Have you ever seen a team in professional sports with two generational talents be so mediocre and never sniff the postseason?

In the mid-1960s, the Chicago Bears had halfback Gale Sayers, the most electrifying offensive player in the NFL. And they had Dick Butkus, the greatest and most intimidating middle linebacker, the man who basically defined the position. That’s your comp for Trout and Ohtani.

Ohtani is 28 years old and in the prime of an extraordinary career. He’s only getting better.  Baseball literally has to make rules to maximize his talents, allowing him to stay in games as a designated hitter even after being removed as a pitcher. So whether you have to get up early, stay up late, or check the box scores if you can’t — make it your business to follow what Shohei Ohtani is doing.

How to Watch Angels vs Orioles on Peacock

Three-time American League MVP Mike Trout, 2021 AL MVP Shohei Ohtani and the Los Angeles Angels visit the Baltimore Orioles from Oriole Park at Camden Yards on MLB Sunday Leadoff live this Sunday, July 10 at Noon ET on Peacock.

Play-by-play announcer Jason Benetti will be joined in this week’s MLB Sunday Leadoff booth by analysts Mark Gubicza (Angels analyst) and Ben McDonald (Orioles analyst). Benetti will be joined in the MLB Sunday Leadoff booth each week by local analysts from the participating teams.

How to Watch:

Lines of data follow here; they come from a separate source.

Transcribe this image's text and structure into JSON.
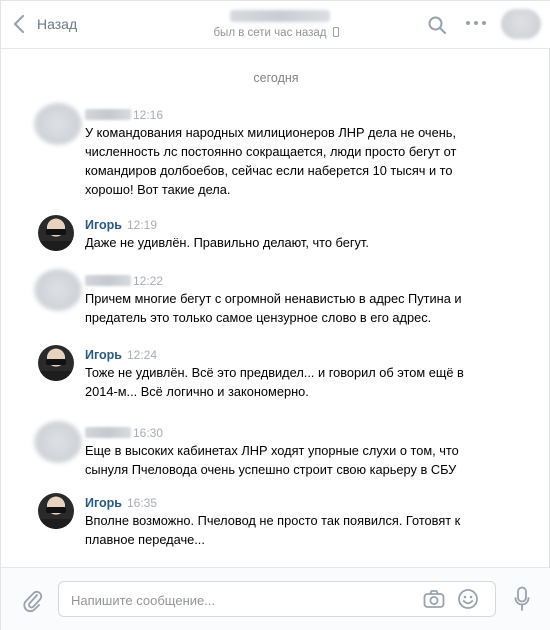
{
  "header": {
    "back_label": "Назад",
    "status": "был в сети час назад"
  },
  "history": {
    "date_separator": "сегодня",
    "messages": [
      {
        "author": "",
        "time": "12:16",
        "text": "У командования народных милиционеров ЛНР дела не очень, численность лс постоянно сокращается, люди просто бегут от командиров долбоебов, сейчас если наберется 10 тысяч и то хорошо! Вот такие дела."
      },
      {
        "author": "Игорь",
        "time": "12:19",
        "text": "Даже не удивлён. Правильно делают, что бегут."
      },
      {
        "author": "",
        "time": "12:22",
        "text": "Причем многие бегут с огромной ненавистью в адрес Путина и предатель это только самое цензурное слово в его адрес."
      },
      {
        "author": "Игорь",
        "time": "12:24",
        "text": "Тоже не удивлён. Всё это предвидел... и говорил об этом ещё в 2014-м... Всё логично и закономерно."
      },
      {
        "author": "",
        "time": "16:30",
        "text": "Еще в высоких кабинетах ЛНР ходят упорные слухи о том, что сынуля Пчеловода очень успешно строит свою карьеру в СБУ"
      },
      {
        "author": "Игорь",
        "time": "16:35",
        "text": "Вполне возможно. Пчеловод не просто так появился. Готовят к плавное передаче..."
      }
    ]
  },
  "composer": {
    "placeholder": "Напишите сообщение...",
    "value": ""
  },
  "icons": {
    "back": "chevron-left-icon",
    "search": "search-icon",
    "more": "more-dots-icon",
    "attach": "paperclip-icon",
    "camera": "camera-icon",
    "emoji": "smile-icon",
    "mic": "microphone-icon",
    "phone": "mobile-phone-icon"
  },
  "colors": {
    "link": "#2a5885",
    "secondary_text": "#909499",
    "icon": "#99a2ad"
  }
}
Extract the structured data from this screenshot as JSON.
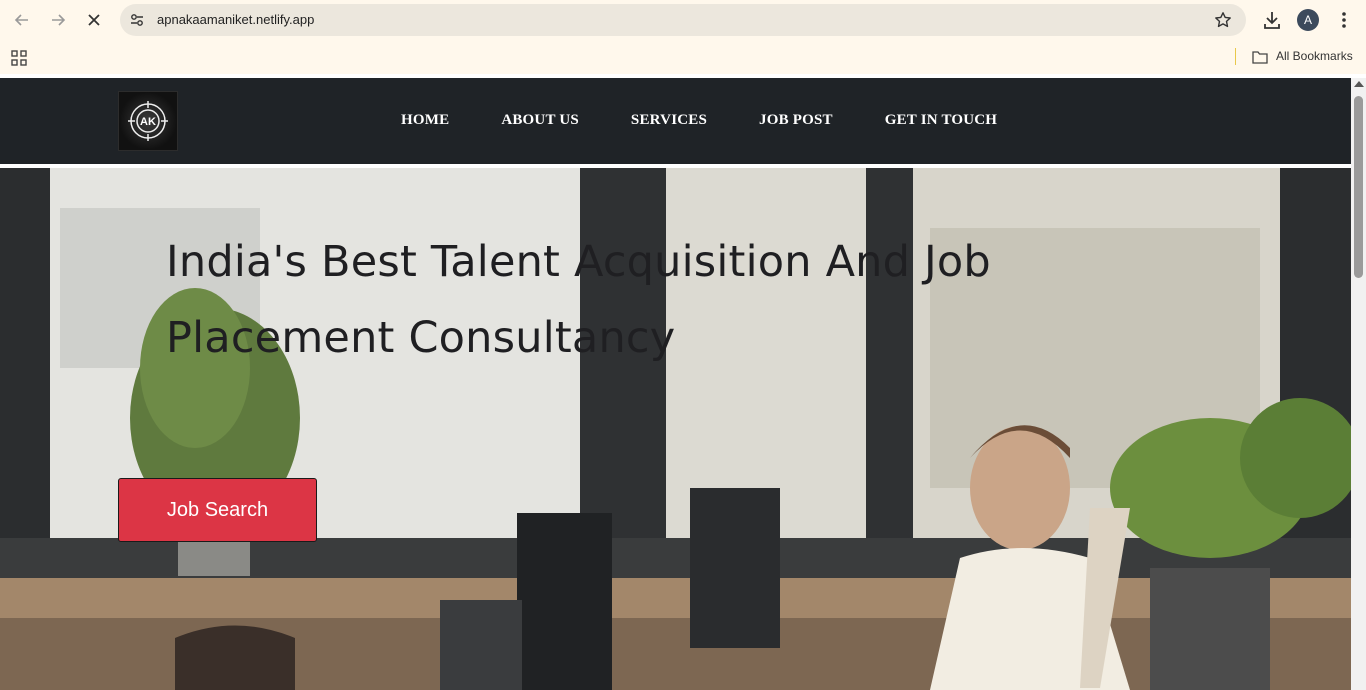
{
  "browser": {
    "url": "apnakaamaniket.netlify.app",
    "profile_initial": "A",
    "bookmarks_label": "All Bookmarks"
  },
  "site": {
    "logo_text": "AK",
    "nav": [
      "HOME",
      "ABOUT US",
      "SERVICES",
      "JOB POST",
      "GET IN TOUCH"
    ]
  },
  "hero": {
    "title": "India's Best Talent Acquisition And Job Placement Consultancy",
    "button_label": "Job Search"
  },
  "colors": {
    "nav_bg": "#1f2327",
    "button_bg": "#dc3545",
    "browser_chrome": "#fff8ec"
  },
  "icons": [
    "back-icon",
    "forward-icon",
    "stop-icon",
    "site-settings-icon",
    "bookmark-star-icon",
    "download-icon",
    "menu-icon",
    "apps-icon",
    "folder-icon"
  ]
}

Date Show Time (ET) Platform
Sun., July 10 MLB Sunday Leadoff Pregame 11:30 a.m. Peacock
Sun., July 10 Angels vs. Orioles Noon Peacock